Houthi rebels and their allies attacked Aden's Mansoura district with 15 Katyusha rockets from their positions in the Dar Saad neighbourhood, killing 31 civilians.
The rocket fire began before dawn when the streets were busy ahead of the daytime fast observed by Muslims during the holy month of Ramadan, a spokesman for local resistance forces, Ali al-Ahmadi, said.
A fresh salvo of rockets later in the morning hit mourners burying some of the dead from the earlier fire, the spokesman and witnesses said.
"Many of the wounded are in serious condition," a medical source told AFP.
Aden was the last refuge of President Abd-Rabbo Mansour Hadi before he fled into exile in neighbouring Saudi Arabia in March, and locals, many of whom support the secession of southern Yemen, have been battling to defend it against the rebels with the support of Saudi-led air strikes.
The Houthis, along with allied Yemeni army forces loyal to ex-president Ali Abdullah Saleh, have taken most of Aden, and are pushing to take the remaining areas outside of their control.
In Taiz, some 1,200 inmates fled a prison in Yemen on Tuesday after guards deserted their posts amid fierce fighting between Houthi-Saleh forces and their opponents, officials said.
A security official said the jailbreak in the southwestern city came after its main prison was caught in the crossfire.
It was the third major jailbreak since the Saudi-led air campaign began on March 26. The Houthis seized the capital, Sanaa, last September and control much of the country's north.
Some 300 inmates, including a top militant leader, were freed from a prison in Mukalla after al-Qaida militants captured the southern port city in April. The Houthis also allegedly freed inmates from a prison in the southwestern city of Dhale.
Saudi-led airstrikes meanwhile targeted convoys carrying militiamen sent to reinforce the Houthis and allied forces in the eastern province of Marib, where the rebels are battling Sunni tribesmen, officials said.
They said Saudi-led warplanes also bombed the northern provinces of Sadah, al-Jawf and Amran, along with weapon depots and armored vehicles in a rebel-controlled police camp in the central Bayda province.
The officials spoke on condition of anonymity because they were not authorized to speak to the press.
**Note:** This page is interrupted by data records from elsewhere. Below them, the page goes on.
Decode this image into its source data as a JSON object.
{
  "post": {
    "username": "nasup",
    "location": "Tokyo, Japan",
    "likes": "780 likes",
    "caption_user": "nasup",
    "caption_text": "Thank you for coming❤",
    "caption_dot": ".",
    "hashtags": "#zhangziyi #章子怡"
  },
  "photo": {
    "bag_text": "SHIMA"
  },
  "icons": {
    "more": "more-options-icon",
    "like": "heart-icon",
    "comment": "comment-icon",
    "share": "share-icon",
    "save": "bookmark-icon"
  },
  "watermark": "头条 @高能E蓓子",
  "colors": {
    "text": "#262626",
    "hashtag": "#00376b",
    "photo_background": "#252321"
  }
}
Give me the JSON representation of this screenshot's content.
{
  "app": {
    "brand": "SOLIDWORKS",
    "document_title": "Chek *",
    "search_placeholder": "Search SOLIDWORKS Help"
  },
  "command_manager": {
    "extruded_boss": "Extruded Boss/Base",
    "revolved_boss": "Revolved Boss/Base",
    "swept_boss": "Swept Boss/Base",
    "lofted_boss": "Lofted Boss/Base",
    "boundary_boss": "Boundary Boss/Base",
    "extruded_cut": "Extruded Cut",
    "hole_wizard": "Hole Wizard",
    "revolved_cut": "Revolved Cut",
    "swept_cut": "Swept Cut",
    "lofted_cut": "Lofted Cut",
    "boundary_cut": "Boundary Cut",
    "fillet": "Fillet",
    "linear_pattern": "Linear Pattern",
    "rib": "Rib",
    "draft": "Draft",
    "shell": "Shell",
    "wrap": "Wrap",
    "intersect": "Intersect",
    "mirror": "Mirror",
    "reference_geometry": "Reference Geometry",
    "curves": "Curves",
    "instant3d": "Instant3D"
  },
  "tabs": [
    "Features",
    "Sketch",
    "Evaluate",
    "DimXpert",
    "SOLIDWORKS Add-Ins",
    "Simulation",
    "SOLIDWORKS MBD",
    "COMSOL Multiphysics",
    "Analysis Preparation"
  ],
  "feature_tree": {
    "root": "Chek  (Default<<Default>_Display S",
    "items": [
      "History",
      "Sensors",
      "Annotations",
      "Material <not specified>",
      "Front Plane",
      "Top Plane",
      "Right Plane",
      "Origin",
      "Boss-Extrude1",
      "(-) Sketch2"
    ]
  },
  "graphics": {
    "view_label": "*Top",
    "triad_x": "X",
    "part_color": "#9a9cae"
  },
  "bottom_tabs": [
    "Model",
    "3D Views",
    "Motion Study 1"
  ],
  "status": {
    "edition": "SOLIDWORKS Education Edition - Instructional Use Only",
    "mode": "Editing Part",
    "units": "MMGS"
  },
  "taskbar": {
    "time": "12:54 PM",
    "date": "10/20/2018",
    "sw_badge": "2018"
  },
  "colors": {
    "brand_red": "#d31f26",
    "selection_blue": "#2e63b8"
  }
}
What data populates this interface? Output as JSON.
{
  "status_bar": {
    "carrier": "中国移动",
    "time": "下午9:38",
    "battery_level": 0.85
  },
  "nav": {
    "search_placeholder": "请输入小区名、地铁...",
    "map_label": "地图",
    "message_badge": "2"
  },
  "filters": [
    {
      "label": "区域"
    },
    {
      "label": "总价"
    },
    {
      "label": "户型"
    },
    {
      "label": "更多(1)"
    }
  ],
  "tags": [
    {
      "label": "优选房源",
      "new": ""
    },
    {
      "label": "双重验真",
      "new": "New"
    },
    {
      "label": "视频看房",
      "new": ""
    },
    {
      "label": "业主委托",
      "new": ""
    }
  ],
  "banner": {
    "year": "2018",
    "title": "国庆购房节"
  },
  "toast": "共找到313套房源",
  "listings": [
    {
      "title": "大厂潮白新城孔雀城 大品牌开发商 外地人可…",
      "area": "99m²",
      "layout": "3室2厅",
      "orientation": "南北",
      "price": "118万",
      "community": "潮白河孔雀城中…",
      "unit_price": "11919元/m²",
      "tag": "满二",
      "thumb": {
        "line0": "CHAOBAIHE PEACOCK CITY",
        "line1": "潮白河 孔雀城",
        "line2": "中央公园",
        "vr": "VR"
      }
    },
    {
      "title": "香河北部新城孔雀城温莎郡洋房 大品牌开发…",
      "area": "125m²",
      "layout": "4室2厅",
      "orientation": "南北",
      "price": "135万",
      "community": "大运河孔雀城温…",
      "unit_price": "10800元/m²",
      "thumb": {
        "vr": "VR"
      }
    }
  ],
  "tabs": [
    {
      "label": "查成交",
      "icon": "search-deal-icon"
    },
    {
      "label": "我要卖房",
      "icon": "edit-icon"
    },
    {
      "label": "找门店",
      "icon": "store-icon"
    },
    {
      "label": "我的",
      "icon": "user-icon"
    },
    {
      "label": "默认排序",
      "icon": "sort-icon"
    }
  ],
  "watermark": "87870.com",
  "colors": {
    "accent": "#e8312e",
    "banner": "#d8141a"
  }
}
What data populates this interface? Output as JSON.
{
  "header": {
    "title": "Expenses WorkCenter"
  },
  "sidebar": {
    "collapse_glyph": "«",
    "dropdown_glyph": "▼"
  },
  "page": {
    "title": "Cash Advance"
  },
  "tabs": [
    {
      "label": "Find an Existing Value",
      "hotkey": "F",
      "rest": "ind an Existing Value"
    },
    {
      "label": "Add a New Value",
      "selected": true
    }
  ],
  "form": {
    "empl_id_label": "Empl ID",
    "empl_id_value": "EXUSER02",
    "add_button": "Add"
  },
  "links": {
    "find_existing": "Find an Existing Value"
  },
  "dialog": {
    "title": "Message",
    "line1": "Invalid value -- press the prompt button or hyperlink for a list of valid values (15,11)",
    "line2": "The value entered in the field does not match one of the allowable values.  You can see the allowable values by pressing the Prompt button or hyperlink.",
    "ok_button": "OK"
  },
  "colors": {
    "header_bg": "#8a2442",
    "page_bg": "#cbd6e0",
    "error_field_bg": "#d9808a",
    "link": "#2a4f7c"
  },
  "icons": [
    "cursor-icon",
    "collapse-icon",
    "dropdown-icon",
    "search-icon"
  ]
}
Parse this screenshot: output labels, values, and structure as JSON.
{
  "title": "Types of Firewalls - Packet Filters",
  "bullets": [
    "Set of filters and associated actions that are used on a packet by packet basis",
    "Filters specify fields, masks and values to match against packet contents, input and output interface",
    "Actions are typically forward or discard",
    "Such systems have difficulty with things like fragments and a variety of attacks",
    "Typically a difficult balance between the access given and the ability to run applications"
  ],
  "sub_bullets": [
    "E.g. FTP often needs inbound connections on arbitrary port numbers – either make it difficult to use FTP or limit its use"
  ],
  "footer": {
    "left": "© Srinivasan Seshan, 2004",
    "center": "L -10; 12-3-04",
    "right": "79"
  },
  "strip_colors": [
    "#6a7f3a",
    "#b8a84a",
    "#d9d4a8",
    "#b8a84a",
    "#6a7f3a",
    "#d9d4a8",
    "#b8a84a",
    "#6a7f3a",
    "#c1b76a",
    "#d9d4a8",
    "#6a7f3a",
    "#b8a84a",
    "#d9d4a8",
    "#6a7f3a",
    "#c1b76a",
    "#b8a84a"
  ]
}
The airstrikes and ground fighting have killed more than 1,000 people and displaced more than a million amid severe shortages of water, food, fuel and medical supplies.
On Tuesday, Human Rights Watch said airstrikes between April 6 and May 11 in the northern city of Sadah, a Houthi stronghold, killed 59 people, including 35 children. It said the strikes targeted houses, five markets, a school and a gas station. The U.S.-based Human Rights Watch said it found no evidence any of the sites were being used for military purposes.
"These attacks appear to be serious laws-of-war violations that need to be properly investigated," said Sarah Leah Whitson, the rights group's Middle East and North Africa director.